Critics may fault writers or speakers for lacking substance. Critics (e.g., clients, bosses, teachers, peers) say a text lacks substance when they perceive it to be underdeveloped, superficial, boring, illogical, disorganized.


See Also:
Substantive Prose
Substantive Prose concerns what a rhetor communicates as opposed to how a rhetor communicates. Substance is essence. Core matter. If your document lacks substance, it is frivolous, a waste the of reader’s time.

If someone tells you your ideas, texts, or presentations lack substance, you are wise to seriously assess and prioritize the critique(s) with an open mind. Being critiqued for having poor substance is a global critique. In some ways this is a vague, overgeneralized critique. So, if you are told this the first response might be to ask for concrete, specific language about where and how your prose confused the audience.

Sometimes, in real life, however, readers lack a vocabulary for critique or a distaste for confrontation. If your readers tell you they found your work to be a bit boring, if a client didn’t respond to you in a business situation or if a teacher gave you a low grade for content, you may feel a defensive impulse to ignore that feedback. So, the first step in revision for a critique of poor substance is to be open to your critics’ ideas and reading experience.

Metacognition

You may also find it useful to review how you composed the document. Here, some declarative knowledge about composing processes can be helpful. Honestly engage in self-regulation. Ask yourself whether you engaged in professional behaviors.

Rhetorical Analysis

Next, go back to basics: consider whether or not you have effectively responded to your rhetorical situation. You can guide this rhetorical analysis by first assessing whether or not you overemphasized appeals to pathos and ethos over logos.

See Also:
Rhetorical Appeals
Rhetorical Devices
Rhetorical Options
Rhetorical Modes
Rhetorical Situation
Audience
Medium, Mass Media, Social Media
Occasion, Exigency & Kairos

Evidence

When a writer makes a point or claim, his or her position should be supported by evidence from one or more reliable sources. Evidence from reliable sources can make an argument more convincing and build the credibility of the writer. In contrast, unsupported points or points supported by unreliable sources can compromise the integrity of the paper and the writer.

For each main point you have, you should include relevant details or examples to support your ideas. The trick is balance: it’s possible to add too much information just as it’s possible to add too little.
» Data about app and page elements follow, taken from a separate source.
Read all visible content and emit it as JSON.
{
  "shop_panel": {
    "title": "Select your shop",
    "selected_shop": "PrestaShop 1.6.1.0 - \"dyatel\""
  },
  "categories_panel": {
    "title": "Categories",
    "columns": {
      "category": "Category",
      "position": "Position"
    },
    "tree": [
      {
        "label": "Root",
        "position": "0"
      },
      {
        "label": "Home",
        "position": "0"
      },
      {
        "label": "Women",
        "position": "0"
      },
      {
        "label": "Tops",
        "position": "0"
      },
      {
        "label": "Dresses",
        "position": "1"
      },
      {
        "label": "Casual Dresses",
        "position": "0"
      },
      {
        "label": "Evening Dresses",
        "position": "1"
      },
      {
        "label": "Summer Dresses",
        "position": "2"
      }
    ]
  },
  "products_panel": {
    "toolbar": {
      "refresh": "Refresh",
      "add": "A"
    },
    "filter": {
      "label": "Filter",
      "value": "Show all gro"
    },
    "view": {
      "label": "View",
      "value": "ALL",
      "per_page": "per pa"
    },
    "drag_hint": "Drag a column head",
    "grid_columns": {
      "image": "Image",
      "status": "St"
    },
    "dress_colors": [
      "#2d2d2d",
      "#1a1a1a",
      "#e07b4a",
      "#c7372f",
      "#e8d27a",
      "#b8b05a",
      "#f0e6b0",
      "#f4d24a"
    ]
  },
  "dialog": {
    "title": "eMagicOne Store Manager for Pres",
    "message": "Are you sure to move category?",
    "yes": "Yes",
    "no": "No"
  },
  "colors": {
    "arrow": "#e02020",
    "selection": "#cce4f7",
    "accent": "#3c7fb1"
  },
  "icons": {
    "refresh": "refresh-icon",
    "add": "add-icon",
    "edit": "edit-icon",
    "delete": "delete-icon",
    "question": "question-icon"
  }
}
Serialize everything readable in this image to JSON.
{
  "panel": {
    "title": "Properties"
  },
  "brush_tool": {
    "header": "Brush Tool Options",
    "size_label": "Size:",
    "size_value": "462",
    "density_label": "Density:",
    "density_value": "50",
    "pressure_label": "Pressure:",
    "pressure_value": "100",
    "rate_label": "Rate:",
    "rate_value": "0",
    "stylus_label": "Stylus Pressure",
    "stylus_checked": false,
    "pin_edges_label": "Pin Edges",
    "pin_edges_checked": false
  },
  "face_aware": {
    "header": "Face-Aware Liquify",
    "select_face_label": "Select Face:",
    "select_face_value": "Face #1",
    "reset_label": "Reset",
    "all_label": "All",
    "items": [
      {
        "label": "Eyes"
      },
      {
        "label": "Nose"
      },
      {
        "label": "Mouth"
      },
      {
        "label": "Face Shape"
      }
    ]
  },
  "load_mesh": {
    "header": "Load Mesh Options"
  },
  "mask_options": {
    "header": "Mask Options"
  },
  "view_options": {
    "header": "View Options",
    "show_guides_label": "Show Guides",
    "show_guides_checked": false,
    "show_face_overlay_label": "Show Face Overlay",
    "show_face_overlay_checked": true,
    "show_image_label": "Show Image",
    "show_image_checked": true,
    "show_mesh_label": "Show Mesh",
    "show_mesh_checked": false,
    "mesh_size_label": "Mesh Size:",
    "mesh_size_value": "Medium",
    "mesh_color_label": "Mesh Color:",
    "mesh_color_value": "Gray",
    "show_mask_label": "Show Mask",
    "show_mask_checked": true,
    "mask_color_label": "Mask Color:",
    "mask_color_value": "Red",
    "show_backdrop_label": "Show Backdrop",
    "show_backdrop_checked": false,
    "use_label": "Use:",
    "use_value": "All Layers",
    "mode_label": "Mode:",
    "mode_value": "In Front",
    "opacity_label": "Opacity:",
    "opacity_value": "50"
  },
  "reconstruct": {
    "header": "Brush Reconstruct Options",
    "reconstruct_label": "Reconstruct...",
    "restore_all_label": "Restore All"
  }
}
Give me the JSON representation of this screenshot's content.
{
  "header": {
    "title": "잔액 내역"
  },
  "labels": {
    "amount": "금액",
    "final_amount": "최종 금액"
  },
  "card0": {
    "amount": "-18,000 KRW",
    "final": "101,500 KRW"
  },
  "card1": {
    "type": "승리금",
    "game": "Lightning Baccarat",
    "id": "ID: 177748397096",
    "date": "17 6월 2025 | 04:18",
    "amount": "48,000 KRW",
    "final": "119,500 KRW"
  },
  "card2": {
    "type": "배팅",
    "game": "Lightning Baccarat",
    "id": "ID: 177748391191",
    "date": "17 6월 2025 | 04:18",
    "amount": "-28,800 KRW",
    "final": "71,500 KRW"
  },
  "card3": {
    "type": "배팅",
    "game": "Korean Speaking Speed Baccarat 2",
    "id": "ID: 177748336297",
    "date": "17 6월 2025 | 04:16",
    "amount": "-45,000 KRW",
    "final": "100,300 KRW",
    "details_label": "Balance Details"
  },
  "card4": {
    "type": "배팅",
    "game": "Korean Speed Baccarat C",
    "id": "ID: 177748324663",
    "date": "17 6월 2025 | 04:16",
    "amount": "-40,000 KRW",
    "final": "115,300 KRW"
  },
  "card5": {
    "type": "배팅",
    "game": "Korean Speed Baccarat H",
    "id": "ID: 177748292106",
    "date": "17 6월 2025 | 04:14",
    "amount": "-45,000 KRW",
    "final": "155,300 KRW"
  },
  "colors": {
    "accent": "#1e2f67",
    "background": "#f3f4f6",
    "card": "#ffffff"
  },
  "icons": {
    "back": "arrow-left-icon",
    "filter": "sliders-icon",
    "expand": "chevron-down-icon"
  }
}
To determine the right amount, reflect on your rhetorical situation and the audience, and genre.

Look at the following paragraph:

Niagara Falls is one of the most beautiful sights in North America. It is on the Niagara River about halfway between Lake Ontario and Lake Erie. Niagara Falls is on the American and Canadian border. The American Falls is 167 feet high. On the Canadian side, the Horseshoe Falls is 161 feet high.

The main idea is: “Niagara Falls in one of the most beautiful sights in North America.”

The supporting details are:

  • “It is on the Niagara River about halfway between Lake Ontario and Lake Erie.”
  • “Niagara Falls is on the American and Canadian border.”
  • “The American Falls is 167 feet high.”
  • “On the Canadian side, the Horseshoe Falls is 161 feet high.”

In a more developed academic essay, the supporting details of an essay will have quoted material from an outside source to support the essay’s main idea/thesis statement.

See Also:
Information Literacy

Reasoning

It’s possible to provide evidence for your claims and yet be dismissed by your readers. It’s possible that your thesis/research question and topic challenge the world view of your readers. In such rhetorical situations, the critique that your writing lacks substance may be inauthentic, a white lie.

However, it’s also possible that your topic is complicated. Your thesis can be nuanced and sophisticated. In such instances, your audience may have difficulties understanding how the evidence relates to your thesis.

See Also:
Global Perspective, Rhetorical Perspective, Thesis Perspective
Local Perspective, Syntactical Perspective, Sentence-Level Perspective
Logical Reasoning & Organizational Schema

Style

As noted at Substantive Prose, a text may have major stylistic problems and yet be considered substantive if the audience finds the content to be insightful–and perhaps even original. However, because stylistic problems can undermine reading comprehension, you are wise to review your document for stylistic infelicities.

See Also:
Style
Editing